These paintings, mostly large in scale, consist of skeins of color that bump, loop and slide into one another, inviting the viewer on a circuitous journey of abstract narration. Larry Poons...has solved “a riddle” that’s haunted non-representational work for at least three-quarters of a century. How can a painter compel viewers to spend as much time with art that doesn’t tell a sorry or have a message as with canvases that do?(2) Alive with gesture and energy, myriad flourishes interact and resonate with each other. Poons’s style has entered a phase that brings names like the great landscape painters Constable and Cezanne to mind.(3) Cezanne once said, “there is no drawing in painting,” and Poons agrees: '‘What I’ve realized is that color is the only element in painting. It’s the only element there’s ever been.” And in these latest, magisterial paintings the colors are: magenta, gold, royal blue, verdi-gris, carmine, lush green, lemon, ultramarine.... These meshes of color seem to liquefy and change in the light. (4)
Traces of remembered landscapes and distant figures surge and then withdraw into small energetic registers of cascading strokes... that are born of memory–not observation, other than the observation of the events directly taking place on the canvas itself and the artist’s experience of his own self-generating process of painting.(5) Intensely individual and intimate, each definitive brushstroke becomes a part of the whole – the short and frenetic, the calm and the considered, the bold edge of confidence – an arena of action tamed by the sublime.

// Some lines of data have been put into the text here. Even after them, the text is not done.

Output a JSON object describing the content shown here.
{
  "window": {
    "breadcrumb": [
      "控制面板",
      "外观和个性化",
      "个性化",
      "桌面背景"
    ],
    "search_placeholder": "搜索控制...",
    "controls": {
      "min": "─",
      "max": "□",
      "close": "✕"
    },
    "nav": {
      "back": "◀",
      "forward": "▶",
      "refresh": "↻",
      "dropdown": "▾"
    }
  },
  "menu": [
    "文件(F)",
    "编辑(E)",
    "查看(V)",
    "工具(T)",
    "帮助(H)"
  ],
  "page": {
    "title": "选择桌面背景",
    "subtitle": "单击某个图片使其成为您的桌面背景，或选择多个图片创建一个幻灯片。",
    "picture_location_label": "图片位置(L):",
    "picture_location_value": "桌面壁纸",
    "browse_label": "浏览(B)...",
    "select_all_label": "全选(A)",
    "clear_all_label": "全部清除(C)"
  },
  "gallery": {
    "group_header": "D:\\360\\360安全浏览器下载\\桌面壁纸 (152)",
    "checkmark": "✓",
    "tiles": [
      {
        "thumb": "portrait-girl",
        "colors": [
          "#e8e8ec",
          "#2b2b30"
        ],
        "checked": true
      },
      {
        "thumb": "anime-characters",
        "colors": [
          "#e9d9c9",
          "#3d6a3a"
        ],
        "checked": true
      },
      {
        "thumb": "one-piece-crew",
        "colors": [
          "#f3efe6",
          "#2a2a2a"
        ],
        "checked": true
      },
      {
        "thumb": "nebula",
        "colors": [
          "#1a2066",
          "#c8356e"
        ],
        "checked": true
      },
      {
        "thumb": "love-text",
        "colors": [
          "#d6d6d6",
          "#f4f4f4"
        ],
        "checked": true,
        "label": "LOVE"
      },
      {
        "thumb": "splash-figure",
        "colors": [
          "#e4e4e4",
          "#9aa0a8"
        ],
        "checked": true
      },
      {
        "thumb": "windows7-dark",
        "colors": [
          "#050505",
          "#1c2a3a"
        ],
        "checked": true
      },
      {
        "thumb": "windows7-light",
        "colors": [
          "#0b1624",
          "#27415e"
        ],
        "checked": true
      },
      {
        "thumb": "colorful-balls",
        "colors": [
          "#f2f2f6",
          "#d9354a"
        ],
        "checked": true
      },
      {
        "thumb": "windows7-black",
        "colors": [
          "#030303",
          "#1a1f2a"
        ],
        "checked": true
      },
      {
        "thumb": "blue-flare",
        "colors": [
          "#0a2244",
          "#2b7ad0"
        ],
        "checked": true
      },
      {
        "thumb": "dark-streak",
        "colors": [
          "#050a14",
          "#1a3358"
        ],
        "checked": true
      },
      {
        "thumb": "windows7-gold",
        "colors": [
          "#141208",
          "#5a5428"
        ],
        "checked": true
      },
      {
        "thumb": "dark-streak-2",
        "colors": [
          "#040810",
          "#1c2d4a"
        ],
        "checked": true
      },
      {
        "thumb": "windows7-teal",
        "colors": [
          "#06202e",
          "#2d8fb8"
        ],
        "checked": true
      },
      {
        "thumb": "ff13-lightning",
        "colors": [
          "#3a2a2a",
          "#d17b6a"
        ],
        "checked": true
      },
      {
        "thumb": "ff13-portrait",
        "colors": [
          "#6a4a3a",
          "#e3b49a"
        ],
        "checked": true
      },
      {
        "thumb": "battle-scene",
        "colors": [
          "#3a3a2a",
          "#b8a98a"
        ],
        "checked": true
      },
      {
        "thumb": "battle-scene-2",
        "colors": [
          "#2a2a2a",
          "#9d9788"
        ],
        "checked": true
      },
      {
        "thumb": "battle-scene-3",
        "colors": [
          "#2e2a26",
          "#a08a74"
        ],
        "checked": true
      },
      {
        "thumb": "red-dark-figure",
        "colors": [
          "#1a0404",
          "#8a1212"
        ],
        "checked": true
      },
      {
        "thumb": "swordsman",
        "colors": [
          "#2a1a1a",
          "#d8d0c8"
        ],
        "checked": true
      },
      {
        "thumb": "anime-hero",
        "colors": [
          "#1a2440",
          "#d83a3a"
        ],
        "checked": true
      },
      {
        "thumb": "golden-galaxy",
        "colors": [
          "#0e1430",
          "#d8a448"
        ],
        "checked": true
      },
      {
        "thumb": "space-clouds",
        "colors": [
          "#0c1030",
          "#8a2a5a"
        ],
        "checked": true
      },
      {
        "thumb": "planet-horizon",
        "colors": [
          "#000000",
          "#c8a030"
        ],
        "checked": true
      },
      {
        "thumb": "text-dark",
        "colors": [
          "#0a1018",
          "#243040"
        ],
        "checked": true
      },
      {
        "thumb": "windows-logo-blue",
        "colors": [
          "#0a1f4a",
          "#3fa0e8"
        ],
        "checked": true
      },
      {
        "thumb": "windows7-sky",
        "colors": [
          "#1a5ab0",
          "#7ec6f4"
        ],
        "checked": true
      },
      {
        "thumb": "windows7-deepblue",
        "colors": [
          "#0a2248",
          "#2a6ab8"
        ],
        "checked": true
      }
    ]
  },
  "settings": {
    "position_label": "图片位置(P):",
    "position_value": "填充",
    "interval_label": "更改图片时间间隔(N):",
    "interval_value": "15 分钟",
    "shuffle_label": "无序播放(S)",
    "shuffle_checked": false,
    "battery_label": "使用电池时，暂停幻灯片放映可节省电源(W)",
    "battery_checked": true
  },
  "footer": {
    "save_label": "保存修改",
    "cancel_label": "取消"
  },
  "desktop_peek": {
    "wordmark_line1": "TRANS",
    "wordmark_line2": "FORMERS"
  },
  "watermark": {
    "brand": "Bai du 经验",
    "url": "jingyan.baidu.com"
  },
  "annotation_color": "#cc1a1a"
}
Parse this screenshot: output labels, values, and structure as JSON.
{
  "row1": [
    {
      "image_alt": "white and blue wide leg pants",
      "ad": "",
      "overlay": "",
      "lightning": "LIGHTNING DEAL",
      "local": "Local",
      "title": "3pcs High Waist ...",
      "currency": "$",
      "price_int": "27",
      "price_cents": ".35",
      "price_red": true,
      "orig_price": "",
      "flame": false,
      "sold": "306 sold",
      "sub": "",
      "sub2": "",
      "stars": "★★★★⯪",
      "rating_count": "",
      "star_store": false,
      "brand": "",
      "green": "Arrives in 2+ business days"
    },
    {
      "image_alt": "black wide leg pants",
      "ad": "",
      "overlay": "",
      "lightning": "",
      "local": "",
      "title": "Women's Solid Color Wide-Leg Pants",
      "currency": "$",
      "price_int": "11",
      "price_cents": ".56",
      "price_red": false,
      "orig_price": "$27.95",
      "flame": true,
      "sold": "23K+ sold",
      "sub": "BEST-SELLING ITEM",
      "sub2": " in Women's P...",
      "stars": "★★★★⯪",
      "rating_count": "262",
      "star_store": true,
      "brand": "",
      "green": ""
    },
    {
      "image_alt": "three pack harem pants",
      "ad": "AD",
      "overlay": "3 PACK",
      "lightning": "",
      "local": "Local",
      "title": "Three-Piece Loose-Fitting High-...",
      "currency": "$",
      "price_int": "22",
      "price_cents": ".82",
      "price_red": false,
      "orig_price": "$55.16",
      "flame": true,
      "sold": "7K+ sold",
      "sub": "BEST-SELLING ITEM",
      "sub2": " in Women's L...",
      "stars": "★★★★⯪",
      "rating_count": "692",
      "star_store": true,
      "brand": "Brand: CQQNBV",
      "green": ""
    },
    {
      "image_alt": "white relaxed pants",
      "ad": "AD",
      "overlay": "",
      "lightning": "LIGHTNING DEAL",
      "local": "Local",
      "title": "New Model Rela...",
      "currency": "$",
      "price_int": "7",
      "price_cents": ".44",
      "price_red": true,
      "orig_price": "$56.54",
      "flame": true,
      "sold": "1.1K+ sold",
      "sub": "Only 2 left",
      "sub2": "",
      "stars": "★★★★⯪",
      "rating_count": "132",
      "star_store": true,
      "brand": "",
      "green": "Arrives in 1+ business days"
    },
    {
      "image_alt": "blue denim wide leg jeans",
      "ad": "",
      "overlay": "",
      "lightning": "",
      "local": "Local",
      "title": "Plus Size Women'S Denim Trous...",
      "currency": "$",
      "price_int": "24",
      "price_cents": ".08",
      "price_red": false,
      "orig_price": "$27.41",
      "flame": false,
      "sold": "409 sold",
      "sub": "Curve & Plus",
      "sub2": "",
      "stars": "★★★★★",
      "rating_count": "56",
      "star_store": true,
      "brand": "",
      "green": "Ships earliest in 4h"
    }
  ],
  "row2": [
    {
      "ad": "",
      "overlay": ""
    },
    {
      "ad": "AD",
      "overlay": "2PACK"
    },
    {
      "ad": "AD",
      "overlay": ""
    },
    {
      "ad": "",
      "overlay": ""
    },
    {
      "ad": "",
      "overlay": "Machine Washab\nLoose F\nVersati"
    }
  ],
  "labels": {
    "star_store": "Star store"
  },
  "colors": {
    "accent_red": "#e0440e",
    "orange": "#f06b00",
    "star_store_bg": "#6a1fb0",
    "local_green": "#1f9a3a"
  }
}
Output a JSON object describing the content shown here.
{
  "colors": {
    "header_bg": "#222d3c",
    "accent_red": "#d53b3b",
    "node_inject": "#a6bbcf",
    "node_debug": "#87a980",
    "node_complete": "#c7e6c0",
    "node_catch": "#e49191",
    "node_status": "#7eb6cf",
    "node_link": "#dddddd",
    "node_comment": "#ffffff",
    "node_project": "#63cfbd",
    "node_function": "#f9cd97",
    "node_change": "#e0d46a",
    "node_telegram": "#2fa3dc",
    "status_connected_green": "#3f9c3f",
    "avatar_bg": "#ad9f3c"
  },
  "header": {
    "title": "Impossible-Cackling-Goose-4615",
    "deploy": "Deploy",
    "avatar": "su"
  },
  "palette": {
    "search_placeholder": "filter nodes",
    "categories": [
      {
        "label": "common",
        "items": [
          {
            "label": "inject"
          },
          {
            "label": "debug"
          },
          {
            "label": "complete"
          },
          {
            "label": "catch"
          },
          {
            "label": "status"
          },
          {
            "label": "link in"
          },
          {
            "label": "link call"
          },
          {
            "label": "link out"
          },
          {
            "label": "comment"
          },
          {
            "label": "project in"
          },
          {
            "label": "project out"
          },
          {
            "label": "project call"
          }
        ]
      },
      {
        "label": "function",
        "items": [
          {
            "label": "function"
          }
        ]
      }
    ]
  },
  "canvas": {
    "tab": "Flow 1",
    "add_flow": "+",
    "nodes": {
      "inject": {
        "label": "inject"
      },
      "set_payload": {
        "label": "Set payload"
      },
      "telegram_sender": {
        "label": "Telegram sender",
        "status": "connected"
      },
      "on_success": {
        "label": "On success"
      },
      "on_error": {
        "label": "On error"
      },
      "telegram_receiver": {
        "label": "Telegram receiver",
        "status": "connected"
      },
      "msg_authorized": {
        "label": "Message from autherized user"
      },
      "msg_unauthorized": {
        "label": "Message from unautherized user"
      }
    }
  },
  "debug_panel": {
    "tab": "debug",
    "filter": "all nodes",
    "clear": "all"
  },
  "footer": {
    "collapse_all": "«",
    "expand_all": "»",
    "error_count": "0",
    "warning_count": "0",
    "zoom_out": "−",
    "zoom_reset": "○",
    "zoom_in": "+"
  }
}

Larry Poons was born in 1937 in Tokyo and was raised in New York. In 1955, he attended the New England Conservatory of Music, and two years later transferred to the Museum of Fine Arts, Boston. He was given his first one-man exhibition in 1963 at Richard Bellamy’s famed Green Gallery, and in 1965 his work was included in MoMA’s celebrated exhibition The Responsive Eye. In 1969, he was the youngest artist featured in curator Henry Geldzahler’s landmark exhibition, New York Painting and Sculpture, 1940-1970. In 1981, the MFA Boston organized an exhibition of his paintings from the 1970s. The work of Larry Poons is included in major museum and private collections throughout the United States and abroad. He currently lives and works in New York.
1 Ebony, David. Excerpted from the forthcoming monograph on Larry Poons, Larry Poons Recent Paintings. New York: Danese, 2007.
2 Tuchman, Phyllis. “Larry Poons: The Joy of Color,” in Larry Poons Recent Paintings. New York: Danese, 2007.
3 Cooper, John. Excerpted from “Radical Surface: An Interview with New York Artist Larry Poons,” Glass, Spring 2011.
5 Pincus-Witten, Robert. Larry Poons. New York: Danese, 2009.